The good news is that there’s definitely clever and witty Wilde sayings to enjoy, even though Everett’s film focuses quite rightly on telling Wilde’s truth and capturing his undeniably magnetic charm.
As well as the fact that The Happy Prince is rather well cast, the cinematography is a pleasant surprise. I liked the general flow of the story which switches between present day and flashbacks. I also enjoyed the words that follow the unexpected confrontation in France… ‘There’s nothing in me, not even fear.’
The Happy Prince brought to mind the value of great friends during dark times. It also reminds me that as sad as Wilde’s story is, I can’t help but notice how far LGBTQ rights have come since the days of Wilde, and that certainly makes me happy.
Watch it if you’re a fan of Wilde. I have been for a long time. I even went to his final resting place at Père Lachaise Cemetery, Paris once.
One more Wilde quote… ‘Live! Live the wonderful life that is in you! Let nothing be lost upon you. Be always searching for new sensations. Be afraid of nothing.’
Stan & Ollie is the Jon S. Baird directed biography of Laurel and Hardy, the world’s most famous comedy duo.
Starring John C. Reilly and Steve Coogan, the film follows the pair as they embark on a gruelling theatre tour of post-war Britain.
I recently watched a Wired interview on their YouTube channel where the question of whether John C. Reilly had won any awards came up. The answer was no. Fingers crossed that this movie is good enough to change that.
I’m in for the story of a great friendship and because I’ve been a Reilly fan ever since his great work in Magnolia (1999).
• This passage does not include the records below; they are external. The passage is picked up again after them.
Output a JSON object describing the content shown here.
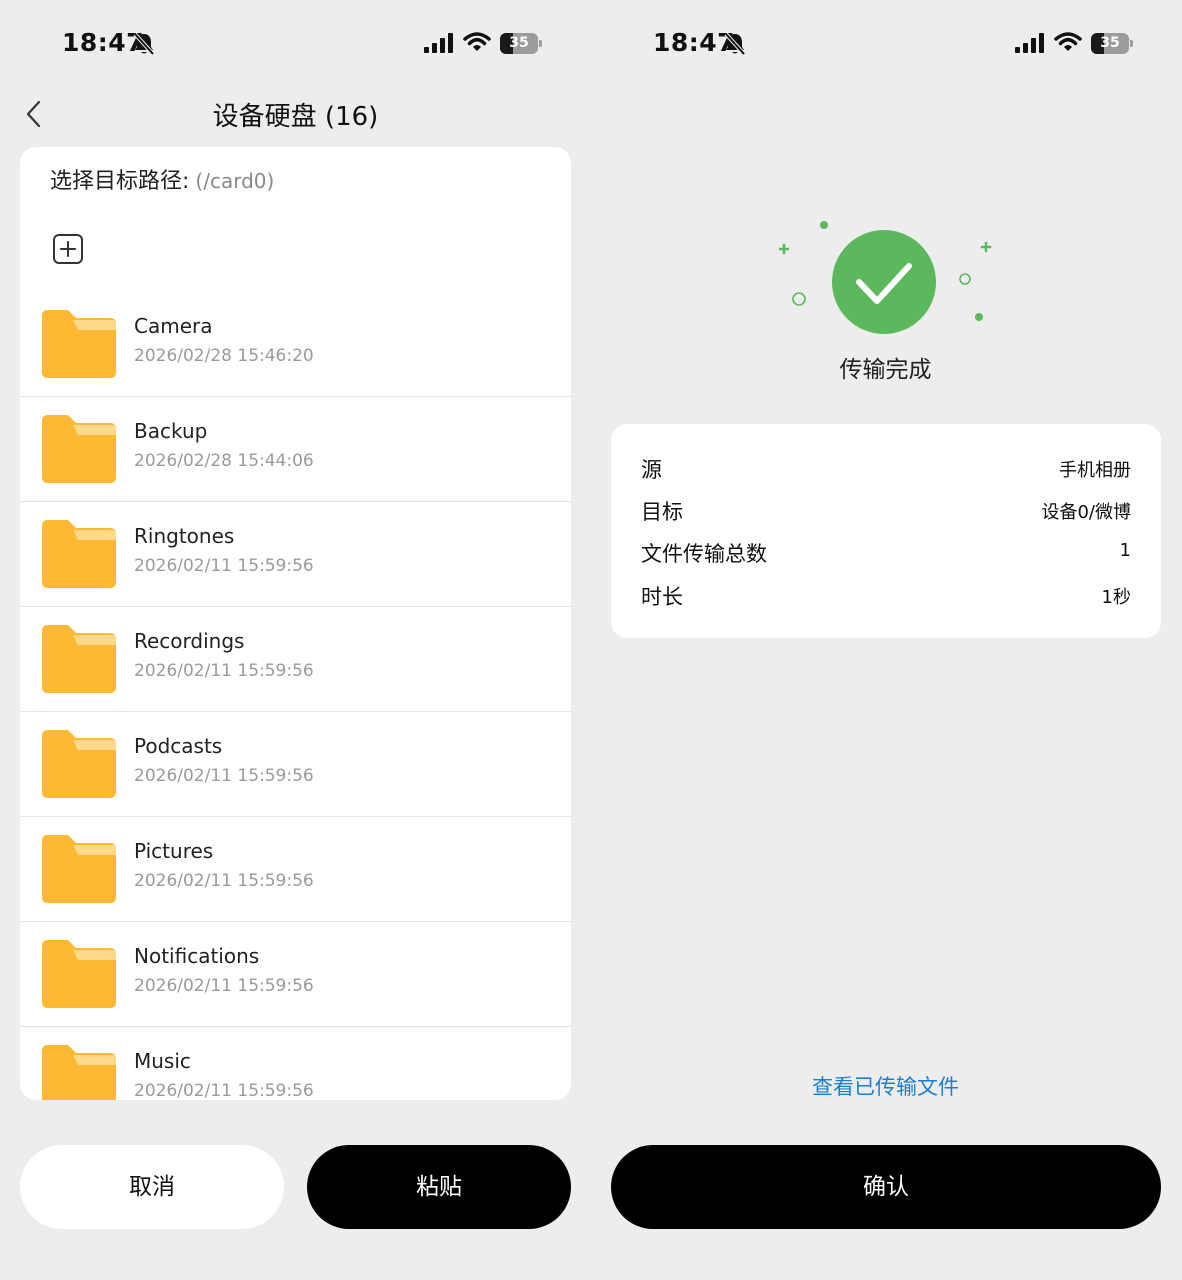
{
  "status_bar": {
    "time": "18:47",
    "battery": "35",
    "battery_level": 0.35
  },
  "left": {
    "title": "设备硬盘 (16)",
    "target_path_label": "选择目标路径:",
    "target_path_value": "(/card0)",
    "folders": [
      {
        "name": "Camera",
        "date": "2026/02/28 15:46:20"
      },
      {
        "name": "Backup",
        "date": "2026/02/28 15:44:06"
      },
      {
        "name": "Ringtones",
        "date": "2026/02/11 15:59:56"
      },
      {
        "name": "Recordings",
        "date": "2026/02/11 15:59:56"
      },
      {
        "name": "Podcasts",
        "date": "2026/02/11 15:59:56"
      },
      {
        "name": "Pictures",
        "date": "2026/02/11 15:59:56"
      },
      {
        "name": "Notifications",
        "date": "2026/02/11 15:59:56"
      },
      {
        "name": "Music",
        "date": "2026/02/11 15:59:56"
      }
    ],
    "cancel_label": "取消",
    "paste_label": "粘贴"
  },
  "right": {
    "success_title": "传输完成",
    "details": [
      {
        "label": "源",
        "value": "手机相册"
      },
      {
        "label": "目标",
        "value": "设备0/微博"
      },
      {
        "label": "文件传输总数",
        "value": "1"
      },
      {
        "label": "时长",
        "value": "1秒"
      }
    ],
    "view_files_link": "查看已传输文件",
    "confirm_label": "确认"
  },
  "colors": {
    "folder": "#ffb833",
    "folder_tab": "#ffd98a",
    "success": "#5cb85c",
    "link": "#1a7fd4",
    "background": "#ededed"
  },
  "icons": [
    "bell-off-icon",
    "signal-icon",
    "wifi-icon",
    "battery-icon",
    "back-arrow-icon",
    "add-folder-icon",
    "folder-icon",
    "check-circle-icon"
  ]
}
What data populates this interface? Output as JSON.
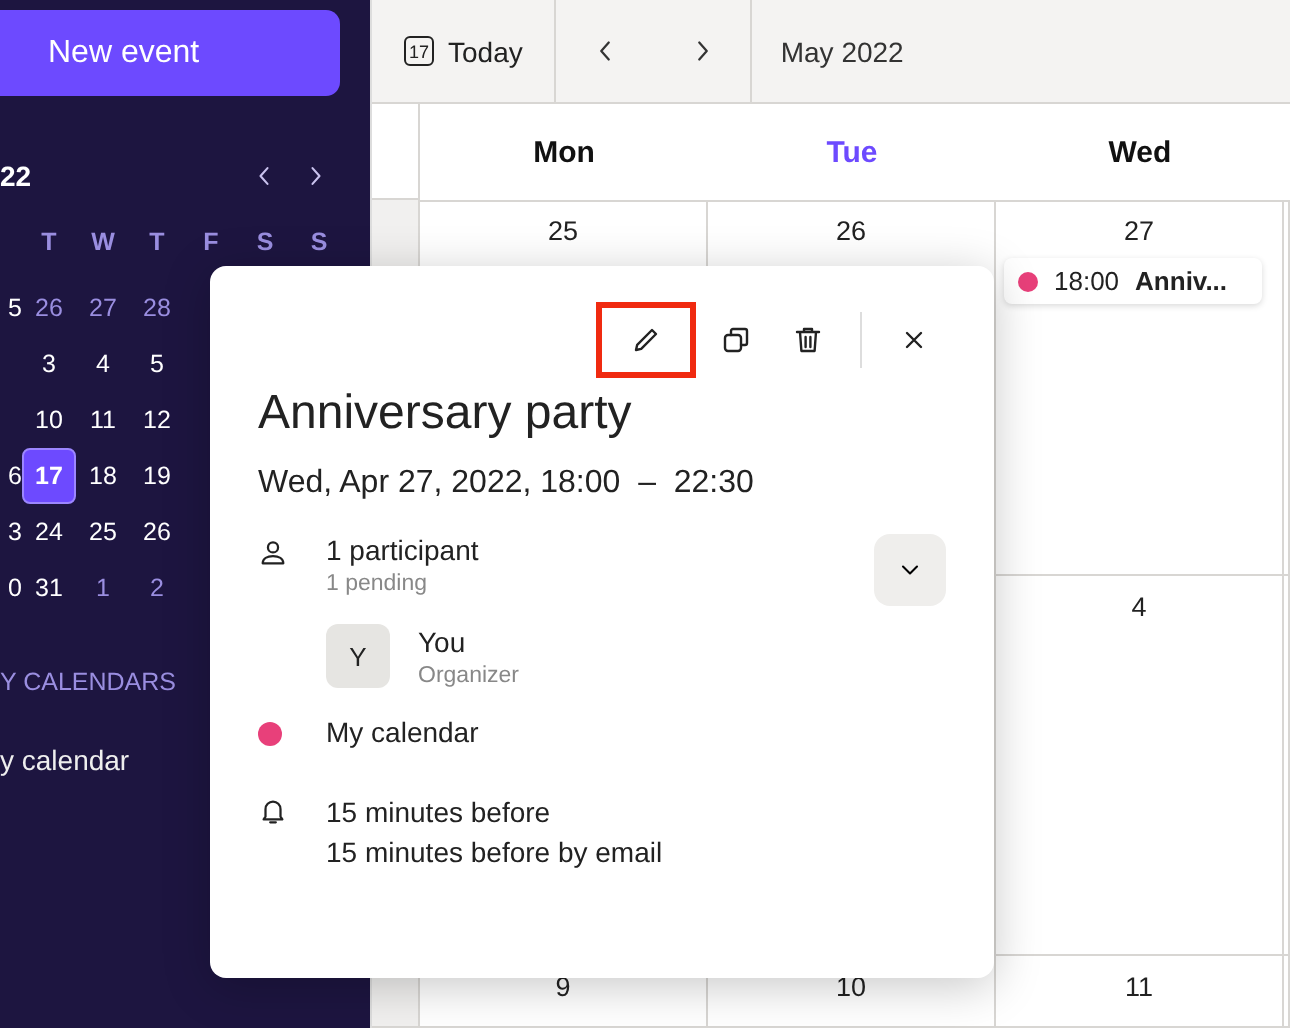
{
  "sidebar": {
    "new_event_button": "New event",
    "mini_calendar": {
      "title": "22",
      "weekdays": [
        "T",
        "W",
        "T",
        "F",
        "S",
        "S"
      ],
      "weeks": [
        {
          "edge": "5",
          "days": [
            {
              "label": "26",
              "muted": true,
              "selected": false
            },
            {
              "label": "27",
              "muted": true,
              "selected": false
            },
            {
              "label": "28",
              "muted": true,
              "selected": false
            }
          ]
        },
        {
          "days": [
            {
              "label": "3",
              "muted": false,
              "selected": false
            },
            {
              "label": "4",
              "muted": false,
              "selected": false
            },
            {
              "label": "5",
              "muted": false,
              "selected": false
            }
          ]
        },
        {
          "days": [
            {
              "label": "10",
              "muted": false,
              "selected": false
            },
            {
              "label": "11",
              "muted": false,
              "selected": false
            },
            {
              "label": "12",
              "muted": false,
              "selected": false
            }
          ]
        },
        {
          "edge": "6",
          "days": [
            {
              "label": "17",
              "muted": false,
              "selected": true
            },
            {
              "label": "18",
              "muted": false,
              "selected": false
            },
            {
              "label": "19",
              "muted": false,
              "selected": false
            }
          ]
        },
        {
          "edge": "3",
          "days": [
            {
              "label": "24",
              "muted": false,
              "selected": false
            },
            {
              "label": "25",
              "muted": false,
              "selected": false
            },
            {
              "label": "26",
              "muted": false,
              "selected": false
            }
          ]
        },
        {
          "edge": "0",
          "days": [
            {
              "label": "31",
              "muted": false,
              "selected": false
            },
            {
              "label": "1",
              "muted": true,
              "selected": false
            },
            {
              "label": "2",
              "muted": true,
              "selected": false
            }
          ]
        }
      ]
    },
    "section_title": "Y CALENDARS",
    "calendars": [
      {
        "label": "y calendar"
      }
    ]
  },
  "toolbar": {
    "today_icon_number": "17",
    "today_button": "Today",
    "period": "May 2022"
  },
  "weekdays": [
    {
      "label": "Mon",
      "today": false
    },
    {
      "label": "Tue",
      "today": true
    },
    {
      "label": "Wed",
      "today": false
    }
  ],
  "weeks": [
    {
      "mon": {
        "label": "25"
      },
      "tue": {
        "label": "26"
      },
      "wed": {
        "label": "27",
        "events": [
          {
            "time": "18:00 **Anniv...**",
            "color": "#e8407a"
          }
        ]
      }
    },
    {
      "wed": {
        "label": "4"
      }
    },
    {
      "mon": {
        "label": "9"
      },
      "tue": {
        "label": "10"
      },
      "wed": {
        "label": "11"
      }
    }
  ],
  "popover": {
    "actions": [
      {
        "kind": "edit",
        "highlighted": true
      },
      {
        "kind": "duplicate",
        "highlighted": false
      },
      {
        "kind": "delete",
        "highlighted": false
      },
      {
        "kind": "close",
        "highlighted": false
      }
    ],
    "title": "Anniversary party",
    "datetime": "Wed, Apr 27, 2022, 18:00  –  22:30",
    "participants": {
      "count": "1 participant",
      "pending": "1 pending",
      "expanded": false,
      "attendees": [
        {
          "initial": "Y",
          "name": "You",
          "role": "Organizer"
        }
      ]
    },
    "calendar": {
      "label": "My calendar",
      "color": "#e8407a"
    },
    "reminders": [
      "15 minutes before",
      "15 minutes before by email"
    ]
  }
}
Stephanie Hyam, Shirley Henderson, Danny Huston, Nina Arianda and Rufus Jones also star.